Record set:
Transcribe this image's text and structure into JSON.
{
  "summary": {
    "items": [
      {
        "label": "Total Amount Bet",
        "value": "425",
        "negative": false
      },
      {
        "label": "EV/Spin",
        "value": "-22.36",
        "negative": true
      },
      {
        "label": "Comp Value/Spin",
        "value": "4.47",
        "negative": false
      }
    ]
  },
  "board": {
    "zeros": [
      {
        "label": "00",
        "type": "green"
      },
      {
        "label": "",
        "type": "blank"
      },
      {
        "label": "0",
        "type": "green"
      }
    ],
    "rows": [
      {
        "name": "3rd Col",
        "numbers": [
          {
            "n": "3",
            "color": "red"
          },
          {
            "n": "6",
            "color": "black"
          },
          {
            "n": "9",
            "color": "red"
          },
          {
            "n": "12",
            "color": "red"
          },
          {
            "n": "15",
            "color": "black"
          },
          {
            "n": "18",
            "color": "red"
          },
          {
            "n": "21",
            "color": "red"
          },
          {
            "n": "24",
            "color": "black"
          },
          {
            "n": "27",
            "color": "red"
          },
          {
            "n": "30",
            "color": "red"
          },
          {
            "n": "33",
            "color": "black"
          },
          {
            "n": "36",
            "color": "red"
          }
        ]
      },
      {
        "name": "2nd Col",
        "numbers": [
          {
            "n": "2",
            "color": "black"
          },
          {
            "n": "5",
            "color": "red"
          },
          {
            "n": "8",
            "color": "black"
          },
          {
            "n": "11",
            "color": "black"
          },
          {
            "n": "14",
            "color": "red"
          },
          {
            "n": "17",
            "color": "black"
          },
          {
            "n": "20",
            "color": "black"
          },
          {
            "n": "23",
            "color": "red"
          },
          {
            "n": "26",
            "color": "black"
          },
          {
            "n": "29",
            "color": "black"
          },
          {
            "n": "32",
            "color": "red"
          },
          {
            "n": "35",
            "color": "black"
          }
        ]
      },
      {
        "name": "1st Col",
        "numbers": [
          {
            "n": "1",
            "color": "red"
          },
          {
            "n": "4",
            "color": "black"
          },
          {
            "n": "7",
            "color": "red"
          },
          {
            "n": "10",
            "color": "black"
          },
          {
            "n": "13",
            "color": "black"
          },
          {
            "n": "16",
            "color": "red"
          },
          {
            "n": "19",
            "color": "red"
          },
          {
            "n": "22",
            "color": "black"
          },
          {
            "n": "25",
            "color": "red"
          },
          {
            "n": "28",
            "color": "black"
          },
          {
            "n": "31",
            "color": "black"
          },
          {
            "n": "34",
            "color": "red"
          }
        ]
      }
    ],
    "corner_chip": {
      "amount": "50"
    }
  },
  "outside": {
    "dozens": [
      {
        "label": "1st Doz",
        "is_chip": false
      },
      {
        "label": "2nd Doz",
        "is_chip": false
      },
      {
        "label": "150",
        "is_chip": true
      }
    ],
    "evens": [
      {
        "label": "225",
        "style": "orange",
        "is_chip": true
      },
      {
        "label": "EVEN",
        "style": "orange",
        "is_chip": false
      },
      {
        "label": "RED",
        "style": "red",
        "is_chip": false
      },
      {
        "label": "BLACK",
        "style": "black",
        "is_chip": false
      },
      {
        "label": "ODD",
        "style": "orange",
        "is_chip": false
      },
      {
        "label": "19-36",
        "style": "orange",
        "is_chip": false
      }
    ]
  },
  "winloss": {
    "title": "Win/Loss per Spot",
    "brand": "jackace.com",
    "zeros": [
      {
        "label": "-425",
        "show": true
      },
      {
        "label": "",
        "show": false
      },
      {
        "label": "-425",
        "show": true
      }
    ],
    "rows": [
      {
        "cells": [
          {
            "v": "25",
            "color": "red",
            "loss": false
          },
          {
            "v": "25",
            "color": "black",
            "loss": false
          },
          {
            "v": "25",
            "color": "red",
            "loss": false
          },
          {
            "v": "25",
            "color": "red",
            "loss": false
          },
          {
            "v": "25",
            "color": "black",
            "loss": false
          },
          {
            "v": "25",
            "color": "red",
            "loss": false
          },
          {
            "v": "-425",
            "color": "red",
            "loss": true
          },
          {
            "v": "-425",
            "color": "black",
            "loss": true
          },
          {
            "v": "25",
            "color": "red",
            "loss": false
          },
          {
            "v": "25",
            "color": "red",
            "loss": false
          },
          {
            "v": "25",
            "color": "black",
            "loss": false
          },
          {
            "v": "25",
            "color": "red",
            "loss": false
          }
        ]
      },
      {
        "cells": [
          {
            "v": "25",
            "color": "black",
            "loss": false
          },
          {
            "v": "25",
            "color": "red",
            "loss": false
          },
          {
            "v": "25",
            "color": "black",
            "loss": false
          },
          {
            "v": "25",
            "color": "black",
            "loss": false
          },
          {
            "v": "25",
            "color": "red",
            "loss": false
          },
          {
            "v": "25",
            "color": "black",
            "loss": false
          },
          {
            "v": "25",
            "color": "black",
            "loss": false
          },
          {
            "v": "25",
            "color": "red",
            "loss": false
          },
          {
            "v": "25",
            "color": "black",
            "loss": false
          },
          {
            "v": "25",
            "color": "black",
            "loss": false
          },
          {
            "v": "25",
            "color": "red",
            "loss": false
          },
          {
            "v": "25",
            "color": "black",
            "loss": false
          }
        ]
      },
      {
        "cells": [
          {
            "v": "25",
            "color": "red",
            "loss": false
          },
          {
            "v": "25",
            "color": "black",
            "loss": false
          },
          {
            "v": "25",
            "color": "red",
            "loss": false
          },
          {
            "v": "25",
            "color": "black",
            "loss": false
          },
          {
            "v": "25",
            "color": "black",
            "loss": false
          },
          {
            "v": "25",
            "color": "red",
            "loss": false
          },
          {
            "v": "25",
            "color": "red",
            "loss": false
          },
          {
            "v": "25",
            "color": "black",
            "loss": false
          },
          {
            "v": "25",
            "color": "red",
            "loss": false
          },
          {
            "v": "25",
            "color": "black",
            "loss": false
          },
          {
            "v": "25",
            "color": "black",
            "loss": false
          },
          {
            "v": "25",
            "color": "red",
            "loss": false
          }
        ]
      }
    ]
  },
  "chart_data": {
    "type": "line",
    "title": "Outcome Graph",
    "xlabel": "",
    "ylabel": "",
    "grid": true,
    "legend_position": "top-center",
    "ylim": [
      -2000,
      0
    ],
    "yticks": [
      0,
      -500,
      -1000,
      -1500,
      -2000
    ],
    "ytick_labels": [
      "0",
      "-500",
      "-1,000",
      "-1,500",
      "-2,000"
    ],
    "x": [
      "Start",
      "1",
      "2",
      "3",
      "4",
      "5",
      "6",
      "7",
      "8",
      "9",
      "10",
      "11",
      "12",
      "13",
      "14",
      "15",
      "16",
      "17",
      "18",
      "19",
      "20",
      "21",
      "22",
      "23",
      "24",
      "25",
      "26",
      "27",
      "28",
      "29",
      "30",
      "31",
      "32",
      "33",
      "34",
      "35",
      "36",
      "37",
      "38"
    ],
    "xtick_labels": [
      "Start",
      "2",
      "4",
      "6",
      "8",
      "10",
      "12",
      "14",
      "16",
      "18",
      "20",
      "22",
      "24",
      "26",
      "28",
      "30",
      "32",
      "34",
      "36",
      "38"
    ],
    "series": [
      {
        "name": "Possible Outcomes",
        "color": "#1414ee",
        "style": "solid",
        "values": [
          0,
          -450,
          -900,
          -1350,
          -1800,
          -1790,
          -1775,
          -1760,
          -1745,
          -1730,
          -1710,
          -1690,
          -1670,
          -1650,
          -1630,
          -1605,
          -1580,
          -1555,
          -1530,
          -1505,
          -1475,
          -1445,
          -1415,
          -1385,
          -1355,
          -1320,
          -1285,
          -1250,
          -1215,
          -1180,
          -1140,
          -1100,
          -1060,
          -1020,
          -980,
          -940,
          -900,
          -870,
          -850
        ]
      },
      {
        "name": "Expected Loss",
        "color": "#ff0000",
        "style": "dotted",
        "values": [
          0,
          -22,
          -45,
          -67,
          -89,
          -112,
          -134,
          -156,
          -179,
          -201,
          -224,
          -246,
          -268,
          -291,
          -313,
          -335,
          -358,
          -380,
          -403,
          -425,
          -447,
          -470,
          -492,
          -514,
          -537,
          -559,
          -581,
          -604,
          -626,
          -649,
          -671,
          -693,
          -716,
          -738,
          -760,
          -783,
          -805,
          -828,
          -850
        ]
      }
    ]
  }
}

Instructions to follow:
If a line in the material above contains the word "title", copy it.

Answer for the task:
    "title": "Win/Loss per Spot",
    "title": "Outcome Graph",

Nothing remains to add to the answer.